Reading time: 11 – 18 minutes
As a birthday celebration for Cyprus and a way for us to cement our commitment to veganism, our gang took a trip to FARM SANCTUARY!
I cannot even begin to tell you the emotional and inspirational depth to which this trip to FARM SANCTUARY touched. There are no real words to describe the claustrophobic sadness and elated gratitude that swirl inside you as you look into the eyes of animals who have suffered so greatly. They look at you with such awareness and importance, seeming to understand that the people who originally tortured them were people who are not like most of us. They look at you with a trust that is rare even in the best of your friends and loved ones. It feels as if they know that humans don’t mean to be so thoughtless and cruel, but we have been so misled and ignorant for so long about our diets, our planet, and even ourselves. Non-human Animals just ARE. I was not only sad for their history and because every day BILLIONS of animals die and suffer for pointless consumptions and conveniences, but also sad because despite their suffering, they seem to be so embracing of life, so present and trusting.
I, too, have suffered a great deal of pain as I grew up. I felt the distance between being helped and being trapped in a torture that no one wanted to see. I know what that is like because I lived in that prison of abuse for 18 years of my life. I know what it is like to be so discarded, abandoned, and to suffer as a child, which is the only human equivalent I can relate to the innocence of a non-human animal. My decision to become Vegetarian as a teenager (and a Vegan in adulthood) was directly related to my own suffering and recovery. I was in such powerful pain as a child, but factory-farmed animals know a pain and suffering that makes my childhood seem like a simple, dramatic, family episode of Dawson’s Creek, The O.C. or 90210. I have always thought that if I felt that much sadness, separation, and pain, then it will never be my right or privilege to participate (directly or indirectly) in the imposition of suffering over another Being IN ANY WAY. It isn’t even my right or privilege to SPECULATE on whether or not any other Being can feel the same kind of pain as myself. Just because no one knows MY pain doesn’t mean I can’t feel it. I believe the same is true of any Being. We can only empathize as a way to know another person or Being, using our selves as reference.
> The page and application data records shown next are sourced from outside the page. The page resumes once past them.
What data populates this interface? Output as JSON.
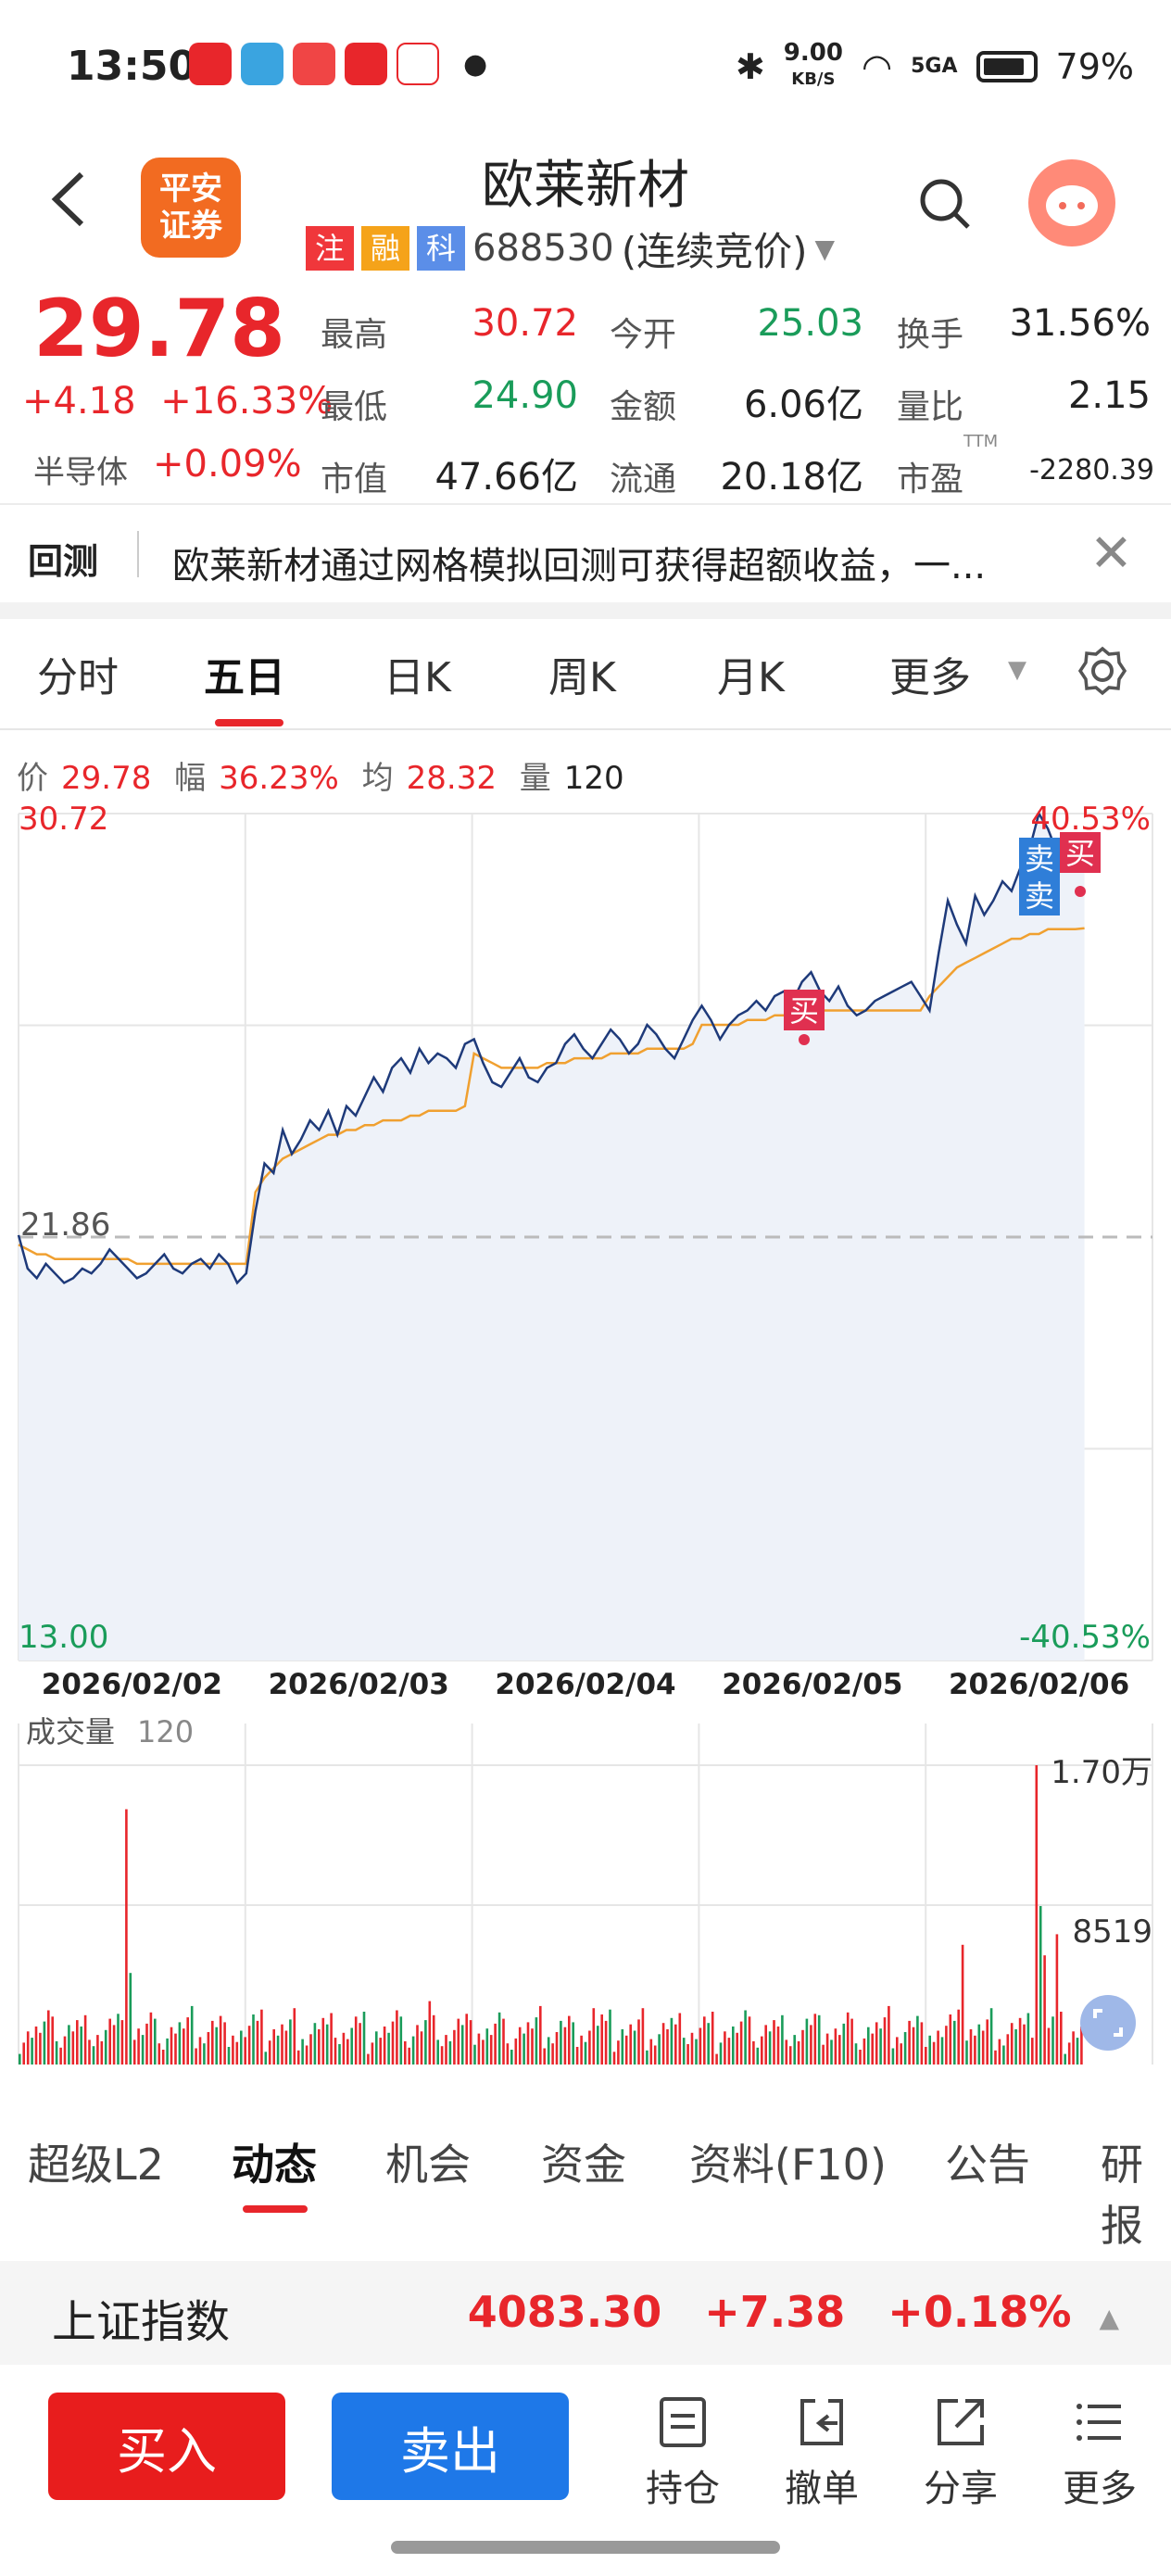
{
  "status_bar": {
    "time": "13:50",
    "net_speed": "9.00",
    "net_unit": "KB/S",
    "signal": "5GA",
    "battery": "79%"
  },
  "header": {
    "back_icon": "chevron-left-icon",
    "logo_text": "平安\n证券",
    "title": "欧莱新材",
    "tags": [
      "注",
      "融",
      "科"
    ],
    "tag_colors": [
      "#f0373b",
      "#f5a31a",
      "#5b8ee8"
    ],
    "code": "688530",
    "trade_mode": "(连续竞价)"
  },
  "quote": {
    "price": "29.78",
    "change": "+4.18",
    "change_pct": "+16.33%",
    "sector": "半导体",
    "sector_chg": "+0.09%",
    "rows": [
      [
        {
          "label": "最高",
          "value": "30.72",
          "color": "red"
        },
        {
          "label": "今开",
          "value": "25.03",
          "color": "green"
        },
        {
          "label": "换手",
          "value": "31.56%",
          "color": "black"
        }
      ],
      [
        {
          "label": "最低",
          "value": "24.90",
          "color": "green"
        },
        {
          "label": "金额",
          "value": "6.06亿",
          "color": "black"
        },
        {
          "label": "量比",
          "value": "2.15",
          "color": "black"
        }
      ],
      [
        {
          "label": "市值",
          "value": "47.66亿",
          "color": "black"
        },
        {
          "label": "流通",
          "value": "20.18亿",
          "color": "black"
        },
        {
          "label": "市盈",
          "value": "-2280.39",
          "color": "black",
          "sup": "TTM"
        }
      ]
    ]
  },
  "notice": {
    "label": "回测",
    "text": "欧莱新材通过网格模拟回测可获得超额收益，一..."
  },
  "period_tabs": [
    "分时",
    "五日",
    "日K",
    "周K",
    "月K",
    "更多"
  ],
  "active_period_tab": "五日",
  "info_row": {
    "price_label": "价",
    "price": "29.78",
    "range_label": "幅",
    "range": "36.23%",
    "avg_label": "均",
    "avg": "28.32",
    "vol_label": "量",
    "vol": "120"
  },
  "chart_data": {
    "type": "line",
    "y_axis_labels": {
      "top": "30.72",
      "mid": "21.86",
      "bottom": "13.00",
      "top_pct": "40.53%",
      "bottom_pct": "-40.53%"
    },
    "ylim": [
      13.0,
      30.72
    ],
    "prev_close": 21.86,
    "x_labels": [
      "2026/02/02",
      "2026/02/03",
      "2026/02/04",
      "2026/02/05",
      "2026/02/06"
    ],
    "series": [
      {
        "values": [
          21.9,
          21.2,
          21.0,
          21.3,
          21.1,
          20.9,
          21.0,
          21.2,
          21.1,
          21.3,
          21.6,
          21.4,
          21.2,
          21.0,
          21.1,
          21.3,
          21.5,
          21.2,
          21.1,
          21.3,
          21.4,
          21.2,
          21.5,
          21.3,
          20.9,
          21.1,
          22.4,
          23.4,
          23.2,
          24.1,
          23.6,
          23.9,
          24.3,
          24.1,
          24.5,
          24.0,
          24.6,
          24.4,
          24.8,
          25.2,
          24.9,
          25.4,
          25.6,
          25.3,
          25.8,
          25.5,
          25.7,
          25.6,
          25.4,
          25.9,
          26.0,
          25.5,
          25.1,
          25.0,
          25.3,
          25.6,
          25.2,
          25.1,
          25.4,
          25.5,
          25.9,
          26.1,
          25.8,
          25.6,
          25.9,
          26.2,
          26.0,
          25.7,
          25.9,
          26.3,
          26.1,
          25.8,
          25.6,
          26.0,
          26.4,
          26.7,
          26.4,
          26.0,
          26.3,
          26.5,
          26.6,
          26.8,
          26.6,
          26.9,
          27.0,
          26.8,
          27.2,
          27.4,
          27.0,
          26.8,
          27.1,
          26.7,
          26.5,
          26.6,
          26.8,
          26.9,
          27.0,
          27.1,
          27.2,
          26.9,
          26.6,
          27.8,
          28.9,
          28.4,
          28.0,
          29.0,
          28.6,
          28.9,
          29.3,
          29.1,
          29.6,
          30.0,
          30.72,
          30.4,
          29.9,
          30.2,
          30.0,
          29.8
        ]
      },
      {
        "values": [
          21.7,
          21.6,
          21.5,
          21.5,
          21.4,
          21.4,
          21.4,
          21.4,
          21.4,
          21.4,
          21.4,
          21.4,
          21.4,
          21.3,
          21.3,
          21.3,
          21.3,
          21.3,
          21.3,
          21.3,
          21.3,
          21.3,
          21.3,
          21.3,
          21.3,
          21.3,
          22.8,
          23.1,
          23.3,
          23.5,
          23.6,
          23.7,
          23.8,
          23.9,
          24.0,
          24.0,
          24.1,
          24.1,
          24.2,
          24.2,
          24.3,
          24.3,
          24.3,
          24.4,
          24.4,
          24.5,
          24.5,
          24.5,
          24.5,
          24.6,
          25.7,
          25.6,
          25.5,
          25.4,
          25.4,
          25.4,
          25.4,
          25.4,
          25.5,
          25.5,
          25.5,
          25.6,
          25.6,
          25.6,
          25.6,
          25.7,
          25.7,
          25.7,
          25.7,
          25.8,
          25.8,
          25.8,
          25.8,
          25.8,
          25.9,
          26.3,
          26.3,
          26.3,
          26.3,
          26.3,
          26.4,
          26.4,
          26.4,
          26.5,
          26.5,
          26.5,
          26.5,
          26.6,
          26.6,
          26.6,
          26.6,
          26.6,
          26.6,
          26.6,
          26.6,
          26.6,
          26.6,
          26.6,
          26.6,
          26.6,
          26.9,
          27.1,
          27.3,
          27.5,
          27.6,
          27.7,
          27.8,
          27.9,
          28.0,
          28.1,
          28.1,
          28.2,
          28.2,
          28.3,
          28.3,
          28.3,
          28.3,
          28.32
        ]
      }
    ],
    "markers": [
      {
        "text": "买",
        "color": "#e03050"
      },
      {
        "text": "卖",
        "color": "#2f7ed8"
      },
      {
        "text": "卖",
        "color": "#2f7ed8"
      },
      {
        "text": "买",
        "color": "#e03050"
      }
    ],
    "volume": {
      "label": "成交量",
      "value": "120",
      "max_label": "1.70万",
      "mid_label": "8519"
    }
  },
  "bottom_tabs": [
    "超级L2",
    "动态",
    "机会",
    "资金",
    "资料(F10)",
    "公告",
    "研报"
  ],
  "active_bottom_tab": "动态",
  "index": {
    "name": "上证指数",
    "value": "4083.30",
    "change": "+7.38",
    "pct": "+0.18%"
  },
  "actions": {
    "buy": "买入",
    "sell": "卖出",
    "items": [
      {
        "label": "持仓",
        "icon": "list-icon"
      },
      {
        "label": "撤单",
        "icon": "undo-icon"
      },
      {
        "label": "分享",
        "icon": "share-icon"
      },
      {
        "label": "更多",
        "icon": "menu-icon"
      }
    ]
  }
}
A person who ignores his direct or indirect part in the equation of pain and cruelty to another Being is a person who does not know himself.
There are vast differences among all species, but the ONLY common denominator of communication that we all share is our ability to convey that we are suffering or in pain. It takes very little heart and very little brain to recognize that another Being is in pain or wishes for its own survival. This method of communication across the species is as important for our survival as a community on this planet as it is for the creature, itself, but the acknowledgement of that cry is evermore vital. It is hard for me to understand another human being who ignores this or doesn’t care.
To my mind the life of the lamb is no less precious than that of a human being. I should be unwilling to take the life of the lamb for the sake of the human body. I hold that, the more helpless the creature, the more entitled it is to protection by man from the cruelty of man.
-Mohandas K. Gandhi
I do wish the world would listen. I despise apathy. I wish empathy, peace, and freedom for all humans and non-human animals.
Farm Sanctuary specializes in rescuing animals who have escaped or were discarded from Factory Farms. Many of these animals were pulled from the “dead pile”, which is the pile of animals who have suffered such intolerable conditions that they are no longer able to stand or move on their own. It becomes a nuisance and an inconvenience to maintain these animals, so they are thrown away onto piles while they linger for days among many of their own species, dying.
My favorite of the animals were the Goats and Sheep; many of these were rescued from urban places (like Brooklyn) where religious idiocy demands they are sacrificed for rituals, or they are horribly provided as food sources. Notice the artificial leg of one of the goats. Several of these goats had lost limbs due to frostbite, torture, and neglect.
These geese and ducks were rescued from farms, but horrifying is the practice of creating Foie Gras.
Another favorite of mine was the Turkeys. I made a trilling, cooing sound and their necks would stretch and just look at me so seriously,inquisitively. They are such curious and affectionate creatures. We all know from what these were saved.
These pigs were rescued from farms and some from skin experiments funded by colleges and the government; Pigs are often used as experiments because their skin is so similar to human skin. They are burned alive to study the damages. One pig here had his own skin sliced off and then replaced in several sections across his body as an experiment in helping understand the importance of “face-lift” surgery.
Leo is at least 7 feet tall and most everyone’s favorite animal that day. He was a massive animal rescued as a small calf from the veal factories.
Please take time to educate yourself about the choices you can make to increase the compassion on this planet. It is one of the single, most powerful choices you can make. When you remove yourself from the equation of cruelty in any or all of these things: diet, clothing, entertainment, and products, you make a quantum healing contribution to every aspect of discord on our planet.